** Opening EXTRACTED INFORMATION block **
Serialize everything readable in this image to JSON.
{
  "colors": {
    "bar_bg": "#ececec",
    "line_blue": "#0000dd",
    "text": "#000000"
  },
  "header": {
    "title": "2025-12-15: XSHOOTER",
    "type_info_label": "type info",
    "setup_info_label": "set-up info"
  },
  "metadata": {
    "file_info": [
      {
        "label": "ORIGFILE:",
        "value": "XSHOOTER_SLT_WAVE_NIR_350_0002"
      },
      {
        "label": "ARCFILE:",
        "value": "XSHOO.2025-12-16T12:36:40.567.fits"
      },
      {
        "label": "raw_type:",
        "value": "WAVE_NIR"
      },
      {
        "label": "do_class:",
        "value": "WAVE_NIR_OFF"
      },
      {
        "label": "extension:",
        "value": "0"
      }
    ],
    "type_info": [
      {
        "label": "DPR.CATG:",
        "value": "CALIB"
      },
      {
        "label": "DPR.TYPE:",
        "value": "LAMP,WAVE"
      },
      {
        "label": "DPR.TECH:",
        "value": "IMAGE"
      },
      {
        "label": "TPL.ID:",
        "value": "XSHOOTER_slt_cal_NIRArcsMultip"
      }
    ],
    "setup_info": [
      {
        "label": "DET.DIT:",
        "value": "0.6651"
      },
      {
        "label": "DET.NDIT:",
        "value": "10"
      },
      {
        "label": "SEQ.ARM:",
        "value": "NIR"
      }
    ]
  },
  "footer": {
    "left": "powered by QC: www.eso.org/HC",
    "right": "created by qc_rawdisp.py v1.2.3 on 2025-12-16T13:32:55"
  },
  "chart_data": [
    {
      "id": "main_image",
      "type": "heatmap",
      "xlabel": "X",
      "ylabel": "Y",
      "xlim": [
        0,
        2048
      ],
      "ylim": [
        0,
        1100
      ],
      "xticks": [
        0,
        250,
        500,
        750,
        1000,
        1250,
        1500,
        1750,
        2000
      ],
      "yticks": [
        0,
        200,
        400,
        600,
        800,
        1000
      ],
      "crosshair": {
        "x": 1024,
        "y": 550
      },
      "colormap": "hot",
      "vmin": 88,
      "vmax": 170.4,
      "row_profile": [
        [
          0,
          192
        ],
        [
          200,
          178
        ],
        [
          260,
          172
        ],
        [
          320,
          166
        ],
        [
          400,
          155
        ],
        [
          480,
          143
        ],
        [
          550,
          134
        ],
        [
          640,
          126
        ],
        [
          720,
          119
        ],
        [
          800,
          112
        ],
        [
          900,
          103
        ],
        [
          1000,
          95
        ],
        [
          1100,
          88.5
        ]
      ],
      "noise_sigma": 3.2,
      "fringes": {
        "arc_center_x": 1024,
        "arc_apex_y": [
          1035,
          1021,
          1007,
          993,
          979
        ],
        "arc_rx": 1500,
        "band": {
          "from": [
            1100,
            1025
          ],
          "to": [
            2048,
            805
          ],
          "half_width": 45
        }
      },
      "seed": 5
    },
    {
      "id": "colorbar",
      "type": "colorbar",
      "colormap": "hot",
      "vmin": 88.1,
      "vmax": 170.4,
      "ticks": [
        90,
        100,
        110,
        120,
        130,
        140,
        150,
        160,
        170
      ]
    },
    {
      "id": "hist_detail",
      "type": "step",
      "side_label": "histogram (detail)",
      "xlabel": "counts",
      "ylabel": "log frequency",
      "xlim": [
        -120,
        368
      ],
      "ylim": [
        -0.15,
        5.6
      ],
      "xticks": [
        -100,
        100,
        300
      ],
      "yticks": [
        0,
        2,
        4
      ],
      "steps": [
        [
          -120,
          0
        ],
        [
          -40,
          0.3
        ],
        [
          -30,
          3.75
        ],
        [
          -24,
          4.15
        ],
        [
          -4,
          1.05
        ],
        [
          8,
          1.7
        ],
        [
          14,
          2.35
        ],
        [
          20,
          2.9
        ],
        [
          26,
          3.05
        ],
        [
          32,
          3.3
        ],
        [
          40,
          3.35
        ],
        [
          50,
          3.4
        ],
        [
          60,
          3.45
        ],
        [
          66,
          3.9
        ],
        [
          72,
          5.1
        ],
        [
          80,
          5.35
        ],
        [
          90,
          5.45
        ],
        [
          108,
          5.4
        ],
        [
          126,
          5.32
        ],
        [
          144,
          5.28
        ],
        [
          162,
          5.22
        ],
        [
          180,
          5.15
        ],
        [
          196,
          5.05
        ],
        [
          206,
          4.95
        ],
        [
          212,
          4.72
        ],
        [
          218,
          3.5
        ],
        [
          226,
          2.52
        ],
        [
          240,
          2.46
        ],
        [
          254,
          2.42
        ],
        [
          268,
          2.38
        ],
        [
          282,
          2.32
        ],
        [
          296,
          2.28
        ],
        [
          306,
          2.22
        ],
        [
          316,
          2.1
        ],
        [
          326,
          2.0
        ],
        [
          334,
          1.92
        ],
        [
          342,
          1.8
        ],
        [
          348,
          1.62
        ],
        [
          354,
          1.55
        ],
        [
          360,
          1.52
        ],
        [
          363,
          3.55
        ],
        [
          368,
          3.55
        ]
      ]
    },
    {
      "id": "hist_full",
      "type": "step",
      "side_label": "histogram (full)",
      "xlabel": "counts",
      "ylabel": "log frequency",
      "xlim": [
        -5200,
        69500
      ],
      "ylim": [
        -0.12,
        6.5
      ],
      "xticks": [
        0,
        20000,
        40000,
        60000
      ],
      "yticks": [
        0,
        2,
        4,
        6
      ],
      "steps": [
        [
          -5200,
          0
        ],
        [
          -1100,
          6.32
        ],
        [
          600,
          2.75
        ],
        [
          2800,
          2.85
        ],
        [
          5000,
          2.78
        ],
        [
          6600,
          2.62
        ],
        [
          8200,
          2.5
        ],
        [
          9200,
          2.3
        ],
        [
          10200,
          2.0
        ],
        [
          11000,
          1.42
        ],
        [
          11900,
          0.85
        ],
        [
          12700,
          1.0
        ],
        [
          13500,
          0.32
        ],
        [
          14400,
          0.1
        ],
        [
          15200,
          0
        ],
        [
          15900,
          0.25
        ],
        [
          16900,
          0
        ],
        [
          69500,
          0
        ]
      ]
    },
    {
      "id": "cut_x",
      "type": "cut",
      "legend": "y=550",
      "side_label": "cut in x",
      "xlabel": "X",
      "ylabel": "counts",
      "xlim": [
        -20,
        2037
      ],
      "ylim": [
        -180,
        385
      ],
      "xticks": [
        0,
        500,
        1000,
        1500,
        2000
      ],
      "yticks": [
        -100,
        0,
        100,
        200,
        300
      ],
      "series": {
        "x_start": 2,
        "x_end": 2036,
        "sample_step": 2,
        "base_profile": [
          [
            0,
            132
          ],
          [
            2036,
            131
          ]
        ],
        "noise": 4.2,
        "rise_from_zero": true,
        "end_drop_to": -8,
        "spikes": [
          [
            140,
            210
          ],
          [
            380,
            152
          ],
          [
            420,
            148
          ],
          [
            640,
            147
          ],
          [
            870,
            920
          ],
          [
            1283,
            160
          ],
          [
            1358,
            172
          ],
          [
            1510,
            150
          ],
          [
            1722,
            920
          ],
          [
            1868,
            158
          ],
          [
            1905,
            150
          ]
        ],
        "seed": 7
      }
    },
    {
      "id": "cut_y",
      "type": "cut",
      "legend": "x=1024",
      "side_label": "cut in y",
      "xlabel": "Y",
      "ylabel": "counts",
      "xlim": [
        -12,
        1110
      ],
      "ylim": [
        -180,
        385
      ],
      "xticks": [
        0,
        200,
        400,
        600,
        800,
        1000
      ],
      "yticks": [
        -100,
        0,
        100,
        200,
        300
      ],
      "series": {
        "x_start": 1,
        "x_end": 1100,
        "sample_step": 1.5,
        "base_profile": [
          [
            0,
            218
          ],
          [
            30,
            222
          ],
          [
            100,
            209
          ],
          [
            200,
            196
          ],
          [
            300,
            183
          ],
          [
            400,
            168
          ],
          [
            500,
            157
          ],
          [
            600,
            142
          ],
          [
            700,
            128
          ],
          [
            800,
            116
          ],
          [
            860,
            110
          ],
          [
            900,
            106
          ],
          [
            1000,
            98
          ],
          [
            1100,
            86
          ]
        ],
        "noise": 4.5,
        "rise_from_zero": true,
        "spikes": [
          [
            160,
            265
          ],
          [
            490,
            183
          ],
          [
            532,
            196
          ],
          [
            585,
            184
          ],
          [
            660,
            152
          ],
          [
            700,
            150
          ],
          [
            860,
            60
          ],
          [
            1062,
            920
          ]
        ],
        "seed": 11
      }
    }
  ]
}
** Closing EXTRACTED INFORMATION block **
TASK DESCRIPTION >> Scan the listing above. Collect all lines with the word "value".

SOLUTION TO THIS PROBLEM >>
        "value": "XSHOOTER_SLT_WAVE_NIR_350_0002"
        "value": "XSHOO.2025-12-16T12:36:40.567.fits"
        "value": "WAVE_NIR"
        "value": "WAVE_NIR_OFF"
        "value": "0"
        "value": "CALIB"
        "value": "LAMP,WAVE"
        "value": "IMAGE"
        "value": "XSHOOTER_slt_cal_NIRArcsMultip"
        "value": "0.6651"
        "value": "10"
        "value": "NIR"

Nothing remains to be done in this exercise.